College students accused of sexual harassment, but not their accusers, would be permitted to appeal a school’s decision about the responsibility for the assault, under a draft rule being considered by the Education Department.
However, victim’s advocates say that could be a violation of law.
The provision is one of many in a leaked draft of a proposed sexual-assault rule from the department published by the Association of Title IX Administrators and is similar in content to a draft obtained by the New York Times. The draft rule still is being deliberated within the government and could be different from a proposed rule the department will release for public comment.
According to the draft, schools previously limited the appeals process only to the student who would be subject to the school’s discipline policies. A 2011 Obama-era guidance document changed that, requiring both complainant and accused the chance to appeal.
Since then, Congress has passed a law updating how colleges and universities should deal with crimes including sexual assault, domestic violence and stalking (Pubic Law 113-4). In related regulations, the Education Department clarified that “cases of alleged dating violence, domestic violence, sexual assault, and stalking would protect the accuser and the accused by ensuring … an equal right to appeal if appeals are available.”
Experts on the law regarding how colleges and universities should treat crime on campus are divided over whether the draft proposed rule is in conflict with the law.
Abigail Boyer, the interim executive director for the nonprofit Clery Center, which works with schools on safety policies, said the center’s interpretation was that both parties had the right to appeal.
But Steven J. Healy, an expert on campus safety, said the law didn’t explicitly state that both groups are allowed to appeal.
“If you look at it from a derivative perspective, one would assume fundamental fairness means both parties have equal rights when it comes to the hearing and appeal,” he said. “But that is not explicitly stated.”

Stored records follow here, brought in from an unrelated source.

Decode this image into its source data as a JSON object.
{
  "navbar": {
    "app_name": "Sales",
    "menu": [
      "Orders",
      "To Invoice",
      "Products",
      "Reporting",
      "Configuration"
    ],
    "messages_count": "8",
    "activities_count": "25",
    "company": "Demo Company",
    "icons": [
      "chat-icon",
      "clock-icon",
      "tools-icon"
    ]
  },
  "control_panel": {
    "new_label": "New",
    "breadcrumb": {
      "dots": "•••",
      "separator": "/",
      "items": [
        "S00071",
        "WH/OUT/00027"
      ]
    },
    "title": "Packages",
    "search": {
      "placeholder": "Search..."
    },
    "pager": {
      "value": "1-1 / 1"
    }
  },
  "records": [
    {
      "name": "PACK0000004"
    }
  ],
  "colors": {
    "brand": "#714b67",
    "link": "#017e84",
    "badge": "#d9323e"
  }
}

Groups supporting accused students say that the compliant already has more resources to build a case and, in some cases, a lower standard of evidence. Gregory Josefchuk, the president of the National Coalition For Men Carolina Chapter, said it amounts to double jeopardy for those accused.
“Just because you do not agree with the finding does not mean you should automatically subject the accused all over again and retry the case,” he said.

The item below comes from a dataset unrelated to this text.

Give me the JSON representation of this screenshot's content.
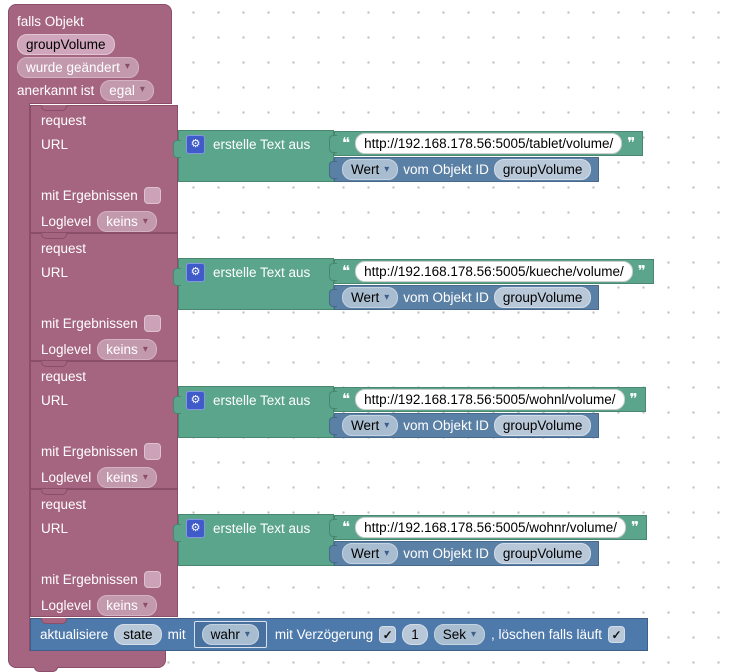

Victims’ advocate groups say the complainants have plenty to lose if the school decides in favor of the accused, sometime referred to as the respondent. That should give them the right to appeal, said Shiwali Patel, senior counsel at the National Women’s Law Center.
“If the school found the respondent is not responsible and the complainant has to be retraumatized by seeing them on campus, by still living in the same dorm room, or sharing classes together,” she said, “that is going to have a severe impact on their access to education.”

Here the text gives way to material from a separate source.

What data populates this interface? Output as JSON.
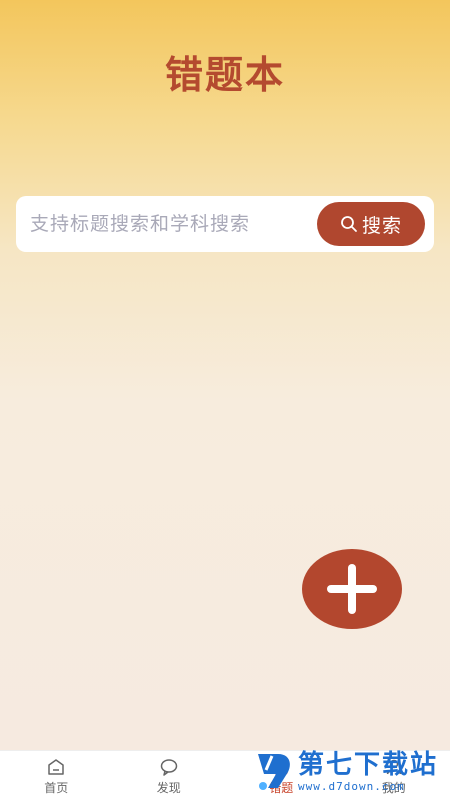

To contact the reporter on this story: Emily Wilkins in Washington firstname.lastname@example.org